═════ RECORDS FOR THIS TASK ═════

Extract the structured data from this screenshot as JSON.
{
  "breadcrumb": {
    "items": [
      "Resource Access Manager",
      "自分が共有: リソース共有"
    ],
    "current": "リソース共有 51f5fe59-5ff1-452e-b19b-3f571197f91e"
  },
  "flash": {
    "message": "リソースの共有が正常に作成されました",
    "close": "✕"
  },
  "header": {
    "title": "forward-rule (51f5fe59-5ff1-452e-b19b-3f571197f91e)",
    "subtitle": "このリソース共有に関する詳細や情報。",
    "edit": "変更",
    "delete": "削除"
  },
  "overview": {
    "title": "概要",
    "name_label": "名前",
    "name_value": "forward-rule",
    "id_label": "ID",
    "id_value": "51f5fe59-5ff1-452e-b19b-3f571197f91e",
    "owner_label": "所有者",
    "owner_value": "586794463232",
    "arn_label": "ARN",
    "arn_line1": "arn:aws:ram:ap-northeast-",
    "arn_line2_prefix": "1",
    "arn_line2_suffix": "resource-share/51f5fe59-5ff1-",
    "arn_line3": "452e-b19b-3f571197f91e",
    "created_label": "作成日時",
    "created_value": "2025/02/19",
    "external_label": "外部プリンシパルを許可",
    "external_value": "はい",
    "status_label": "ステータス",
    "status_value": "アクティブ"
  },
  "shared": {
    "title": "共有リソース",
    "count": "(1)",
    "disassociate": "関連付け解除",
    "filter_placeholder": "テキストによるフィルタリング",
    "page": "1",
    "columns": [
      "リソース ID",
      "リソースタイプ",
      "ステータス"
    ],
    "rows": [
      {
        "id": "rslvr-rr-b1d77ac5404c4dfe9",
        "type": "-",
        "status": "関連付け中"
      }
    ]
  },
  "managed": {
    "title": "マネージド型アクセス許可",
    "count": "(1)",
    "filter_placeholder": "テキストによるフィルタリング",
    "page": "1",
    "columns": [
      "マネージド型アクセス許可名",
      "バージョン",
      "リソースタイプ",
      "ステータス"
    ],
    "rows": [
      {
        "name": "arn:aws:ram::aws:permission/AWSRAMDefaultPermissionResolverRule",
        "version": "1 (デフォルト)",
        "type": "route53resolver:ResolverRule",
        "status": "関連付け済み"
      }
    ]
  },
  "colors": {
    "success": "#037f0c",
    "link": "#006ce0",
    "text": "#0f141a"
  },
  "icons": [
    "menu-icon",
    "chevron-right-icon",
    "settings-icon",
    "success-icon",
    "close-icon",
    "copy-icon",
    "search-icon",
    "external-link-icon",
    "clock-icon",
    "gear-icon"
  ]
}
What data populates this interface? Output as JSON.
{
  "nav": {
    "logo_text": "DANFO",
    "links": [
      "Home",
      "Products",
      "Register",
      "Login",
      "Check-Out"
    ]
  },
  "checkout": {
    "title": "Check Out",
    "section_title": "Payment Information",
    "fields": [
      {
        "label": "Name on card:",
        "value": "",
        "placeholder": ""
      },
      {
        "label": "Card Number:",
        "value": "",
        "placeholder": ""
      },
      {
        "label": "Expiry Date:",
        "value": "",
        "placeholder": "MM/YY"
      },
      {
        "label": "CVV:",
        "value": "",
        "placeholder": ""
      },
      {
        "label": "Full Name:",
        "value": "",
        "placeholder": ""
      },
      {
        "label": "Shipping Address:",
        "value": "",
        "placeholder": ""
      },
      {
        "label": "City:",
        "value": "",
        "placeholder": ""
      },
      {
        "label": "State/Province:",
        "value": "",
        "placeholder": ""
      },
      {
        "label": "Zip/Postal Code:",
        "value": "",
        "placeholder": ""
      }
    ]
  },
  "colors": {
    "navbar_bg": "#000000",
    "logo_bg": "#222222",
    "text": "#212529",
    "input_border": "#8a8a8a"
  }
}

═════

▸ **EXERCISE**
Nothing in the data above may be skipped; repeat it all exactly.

▸ **RESPONSE AREA**
Extract the structured data from this screenshot as JSON.
{
  "breadcrumb": {
    "items": [
      "Resource Access Manager",
      "自分が共有: リソース共有"
    ],
    "current": "リソース共有 51f5fe59-5ff1-452e-b19b-3f571197f91e"
  },
  "flash": {
    "message": "リソースの共有が正常に作成されました",
    "close": "✕"
  },
  "header": {
    "title": "forward-rule (51f5fe59-5ff1-452e-b19b-3f571197f91e)",
    "subtitle": "このリソース共有に関する詳細や情報。",
    "edit": "変更",
    "delete": "削除"
  },
  "overview": {
    "title": "概要",
    "name_label": "名前",
    "name_value": "forward-rule",
    "id_label": "ID",
    "id_value": "51f5fe59-5ff1-452e-b19b-3f571197f91e",
    "owner_label": "所有者",
    "owner_value": "586794463232",
    "arn_label": "ARN",
    "arn_line1": "arn:aws:ram:ap-northeast-",
    "arn_line2_prefix": "1",
    "arn_line2_suffix": "resource-share/51f5fe59-5ff1-",
    "arn_line3": "452e-b19b-3f571197f91e",
    "created_label": "作成日時",
    "created_value": "2025/02/19",
    "external_label": "外部プリンシパルを許可",
    "external_value": "はい",
    "status_label": "ステータス",
    "status_value": "アクティブ"
  },
  "shared": {
    "title": "共有リソース",
    "count": "(1)",
    "disassociate": "関連付け解除",
    "filter_placeholder": "テキストによるフィルタリング",
    "page": "1",
    "columns": [
      "リソース ID",
      "リソースタイプ",
      "ステータス"
    ],
    "rows": [
      {
        "id": "rslvr-rr-b1d77ac5404c4dfe9",
        "type": "-",
        "status": "関連付け中"
      }
    ]
  },
  "managed": {
    "title": "マネージド型アクセス許可",
    "count": "(1)",
    "filter_placeholder": "テキストによるフィルタリング",
    "page": "1",
    "columns": [
      "マネージド型アクセス許可名",
      "バージョン",
      "リソースタイプ",
      "ステータス"
    ],
    "rows": [
      {
        "name": "arn:aws:ram::aws:permission/AWSRAMDefaultPermissionResolverRule",
        "version": "1 (デフォルト)",
        "type": "route53resolver:ResolverRule",
        "status": "関連付け済み"
      }
    ]
  },
  "colors": {
    "success": "#037f0c",
    "link": "#006ce0",
    "text": "#0f141a"
  },
  "icons": [
    "menu-icon",
    "chevron-right-icon",
    "settings-icon",
    "success-icon",
    "close-icon",
    "copy-icon",
    "search-icon",
    "external-link-icon",
    "clock-icon",
    "gear-icon"
  ]
}
What data populates this interface? Output as JSON.
{
  "nav": {
    "logo_text": "DANFO",
    "links": [
      "Home",
      "Products",
      "Register",
      "Login",
      "Check-Out"
    ]
  },
  "checkout": {
    "title": "Check Out",
    "section_title": "Payment Information",
    "fields": [
      {
        "label": "Name on card:",
        "value": "",
        "placeholder": ""
      },
      {
        "label": "Card Number:",
        "value": "",
        "placeholder": ""
      },
      {
        "label": "Expiry Date:",
        "value": "",
        "placeholder": "MM/YY"
      },
      {
        "label": "CVV:",
        "value": "",
        "placeholder": ""
      },
      {
        "label": "Full Name:",
        "value": "",
        "placeholder": ""
      },
      {
        "label": "Shipping Address:",
        "value": "",
        "placeholder": ""
      },
      {
        "label": "City:",
        "value": "",
        "placeholder": ""
      },
      {
        "label": "State/Province:",
        "value": "",
        "placeholder": ""
      },
      {
        "label": "Zip/Postal Code:",
        "value": "",
        "placeholder": ""
      }
    ]
  },
  "colors": {
    "navbar_bg": "#000000",
    "logo_bg": "#222222",
    "text": "#212529",
    "input_border": "#8a8a8a"
  }
}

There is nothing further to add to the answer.